My mother passed away earlier this year and has named my brother as a beneficiary on an annuity. Her will states that any person named as a beneficiary or joint tenant was done for convenience only and that those assets shall be distributed in accordance with my last will and testament. Am I right to assume then that these assets will be included as part of the overall estate and factored into the division of the entire estate such assets? Meaning if she gave us 50% ea, do these assets get factored into that total 50% split?
oops - the division of the entire estates assets?
I would encourage you to contact a knowledgeable probate attorney to review the Will and the account beneficiary designations in close detail. It is possible for a provision in a Will to supersede a beneficiary designation, but specific requirements must be met for the Will to control. You and your attorney will want to review the requirements of RCW 11.11.020 (a link is provided below for your convenience) to assist in evaluating how the law applies to your specific cirucumstances.
The above response is commentary regarding a general legal question. It is not intended to be legal advice specific to the reader's individual situation nor does it create an attorney-client relationship between the author and any reader. You are encouraged to contact a qualified and knowledgeable attorney to discuss your specific legal situation.
Estate Planning Attorney
Perhaps this is a common thing in WA but it is not common in any state I practice or have every heard of. I think this is a monumentally stupid idea which is begging for litigation. Obviously it is too late to change it but that's my two cents. While It appears clear from your description I just do not like it. If the will is fairly simple and says split everything to the two of you, I don't see why it would have been that difficult to do a new beneficiary form that splits the annuities 50/50 at her death. It is literately a 1 page document. I hope for your sake your brother doesn't try to pull something...I think you would have a leg to stand on based on the will if he tried to keep it all but I regularly have told clients that as a general rule (and rules have exceptions!) beneficiary designations trump wills....your brother will have to receive the money and then write a check to you which one could argue is a gift from him to you.
This is not legal advice nor intended to create an attorney-client relationship. The information provided here is informational in nature only. This attorney may not be licensed in the jurisdiction which you have a question about so the answer could be only general in nature. Visit Steve Zelinger's website: http://www.stevenzelinger.com/
Elder Law Attorney
It depends. It is a fact specific question that whomever is advising you is going to have to see the documents and the dates.
A will can control the disposition of a nonprobate asset. However, if the beneficiary designation of a nonprobate was executed after the will, then it would cancel that will provision.

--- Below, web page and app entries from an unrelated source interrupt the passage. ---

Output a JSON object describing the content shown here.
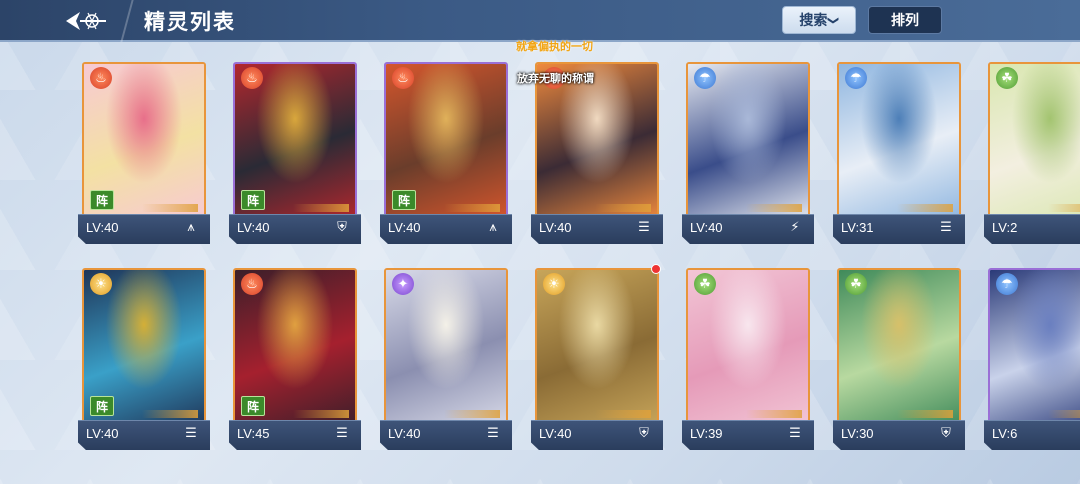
{
  "header": {
    "title": "精灵列表",
    "search_label": "搜索",
    "sort_label": "排列"
  },
  "floating": {
    "line1": "就拿偏执的一切",
    "line2": "放弃无聊的称谓"
  },
  "formation_label": "阵",
  "cards": [
    {
      "level": "LV:40",
      "element": "fire",
      "role_icon": "claw-icon",
      "formation": true,
      "frame": "orange",
      "art": [
        "#f7c9d3",
        "#f3e1a3",
        "#e86f8a"
      ]
    },
    {
      "level": "LV:40",
      "element": "fire",
      "role_icon": "shield-icon",
      "formation": true,
      "frame": "purple",
      "art": [
        "#b3272d",
        "#2a2a35",
        "#d9a73c"
      ]
    },
    {
      "level": "LV:40",
      "element": "fire",
      "role_icon": "claw-icon",
      "formation": true,
      "frame": "purple",
      "art": [
        "#d6562d",
        "#6a3d2b",
        "#e0b15a"
      ]
    },
    {
      "level": "LV:40",
      "element": "fire",
      "role_icon": "book-icon",
      "formation": false,
      "frame": "orange",
      "art": [
        "#f08a3d",
        "#3b2b35",
        "#f0d9c0"
      ]
    },
    {
      "level": "LV:40",
      "element": "water",
      "role_icon": "lightning-icon",
      "formation": false,
      "frame": "orange",
      "art": [
        "#e6e9f0",
        "#3a4d8a",
        "#a9b8d8"
      ]
    },
    {
      "level": "LV:31",
      "element": "water",
      "role_icon": "book-icon",
      "formation": false,
      "frame": "orange",
      "art": [
        "#8fb6e0",
        "#e8eef6",
        "#4d7fb8"
      ]
    },
    {
      "level": "LV:2",
      "element": "grass",
      "role_icon": "",
      "formation": false,
      "frame": "orange",
      "art": [
        "#d9e7b0",
        "#f3efe0",
        "#a3c470"
      ]
    },
    {
      "level": "LV:40",
      "element": "light",
      "role_icon": "book-icon",
      "formation": true,
      "frame": "orange",
      "art": [
        "#1f3558",
        "#3aa0c8",
        "#d4af37"
      ]
    },
    {
      "level": "LV:45",
      "element": "fire",
      "role_icon": "book-icon",
      "formation": true,
      "frame": "orange",
      "art": [
        "#3b1f2a",
        "#a5202e",
        "#e0a040"
      ]
    },
    {
      "level": "LV:40",
      "element": "dark",
      "role_icon": "book-icon",
      "formation": false,
      "frame": "orange",
      "art": [
        "#d8dae8",
        "#8b8fb0",
        "#f4f1e8"
      ]
    },
    {
      "level": "LV:40",
      "element": "light",
      "role_icon": "shield-icon",
      "formation": false,
      "frame": "orange",
      "art": [
        "#c7a55a",
        "#8a6b35",
        "#e9d8a2"
      ],
      "badge": true
    },
    {
      "level": "LV:39",
      "element": "grass",
      "role_icon": "book-icon",
      "formation": false,
      "frame": "orange",
      "art": [
        "#f2c6d6",
        "#e59ab8",
        "#f8e6ee"
      ]
    },
    {
      "level": "LV:30",
      "element": "grass",
      "role_icon": "shield-icon",
      "formation": false,
      "frame": "orange",
      "art": [
        "#3f8a5a",
        "#b8d9a0",
        "#d6c06a"
      ]
    },
    {
      "level": "LV:6",
      "element": "water",
      "role_icon": "",
      "formation": false,
      "frame": "purple",
      "art": [
        "#2a3a78",
        "#c9d2ea",
        "#6a7fc0"
      ]
    }
  ]
}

My recollection is that a annuity is not a "nonprobate" asset though that can be overruled by the Will by virtue of RCW 11.11.
I agree with Mr. Smith - RCW 11.11.020 does allow a will to control the nonprobate assets if certain criteria are met. You will need to have an attorney read over the document to know if it was drafted in such a way to accomplish this.
This posting is for informational purposes only. It is not legal advice, nor does it establish an attorney-client relationship. For more information, please visit www.justinelderlaw.com.